This makes us think, with AI already taking jobs and executing them with greater precision and delivery time, what does the future look like for today's human workers?
4. Replacing humans?
The popular belief is that AI will alleviate the burden of everyday life, helping humans become humans by taking over repetitive and low decision making jobs like a customer service representative on your banking app. It has been doing that for quite a while now and the upside has been widely acclaimed.
But that begs the question of how many jobs, currently done by humans, can be affected? After all, jobs are sometimes scarce and replacing current jobs with robots will certainly be a slap in the face for the job seeking community.
Yet that fear can also be calmed when looking at the impact of robots in other industries. Manufacturing has proven to be a testing ground for a lot of robotic concepts, and in this case, we're talking about robotic machines. By replacing human beings at essential parts of he production line, companies have been able to optimize efficiency, boost productivity, gain more precision and better yet keep the workforce safe.
Although most machines have been programmed for repetitive tasks, some have been designed to understand nuances and react to things that are not in line with the ordinary flow of production. This is a very distinguishing characteristic of robots, and that thought process is only amplified with AI.
At this point, we still haven't addressed the elephant in the room: is AI here to take jobs? Should we fear the worst? Quick answer: No.
Jobs have evolved so much since the earliest days of human history, in fact, most have become obsolete altogether. For instance, before the alarm clock, there was a 'Knockerupper', a person hired to go around and knock on people's windows to wake them up. Then there were the 'Ice Cutters', they would use horse powered devices to cut up blocks of ice on frozen lakes. A dangerous job that soon vanished thanks to the invention of the mechanical refrigerator (Full article here)
'Ice Cutters' would stand on frozen lakes, risking their lives
(Source: Zenith City Online)
If there's any take away from this it's that with human evolution came innovation and with innovation came better tools and technologies that made jobs obsolete. Yet, the death of one job is the birth of another: think about the hundreds of engineers would worked on designing the first mechanical refrigerator or the new wave of technicians who appeared on the employment scene just because refrigerators need up-keeping and maintenance.

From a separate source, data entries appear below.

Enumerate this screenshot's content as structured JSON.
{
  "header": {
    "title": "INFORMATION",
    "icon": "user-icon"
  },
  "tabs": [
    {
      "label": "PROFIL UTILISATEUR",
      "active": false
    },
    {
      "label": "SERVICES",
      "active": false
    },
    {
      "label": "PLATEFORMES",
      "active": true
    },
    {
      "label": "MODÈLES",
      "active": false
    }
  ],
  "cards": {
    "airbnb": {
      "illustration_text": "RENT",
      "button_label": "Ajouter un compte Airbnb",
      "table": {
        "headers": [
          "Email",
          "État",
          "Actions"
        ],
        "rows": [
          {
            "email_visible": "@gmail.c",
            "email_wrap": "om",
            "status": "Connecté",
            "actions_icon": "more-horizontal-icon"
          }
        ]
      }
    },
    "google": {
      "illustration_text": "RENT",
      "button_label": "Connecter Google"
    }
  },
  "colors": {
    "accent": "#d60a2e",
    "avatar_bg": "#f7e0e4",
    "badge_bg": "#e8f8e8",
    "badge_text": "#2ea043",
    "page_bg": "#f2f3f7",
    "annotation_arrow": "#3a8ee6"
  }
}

Innovation has a trickled down effect and AI is no different. AI needs machine learning engineers to build bots, create software to design algorithms, data scientists need to sniff through noisy data sets, while researchers need to knock on the next realm of possibilities of the technology. Simply put, AI could actually open the doors to more jobs as humans evolve and become more dependent of the artificial.
The goal of this article is not to argue whether or not AI is good or bad. AI is about perspective. For every generation, one technology has superseded others to crank up human evolution. The wheel in 4 BC, the steam engine in the 1800s, the airplane in the 1900s and most recently computers and software. But non will have a bigger impact than AI.
As a debatable tool of technology, AI presents ethical dilemmas, a rightly so but the upside is so much greater when the benefits of the technology is used for the greater good. The boundaries of the technology are not easy to define but a clear guideline of any potential and/or existential threat.
The debate will go on but one thing is becoming clear, AI is creating a more skilled workforce, jobs that require few decision making capabilities are being transferred to bots with better execution. The workforce is evolving much like it did in the industrial revolution. Man kind can only rejoice on the past but cherish the future, the future of AI.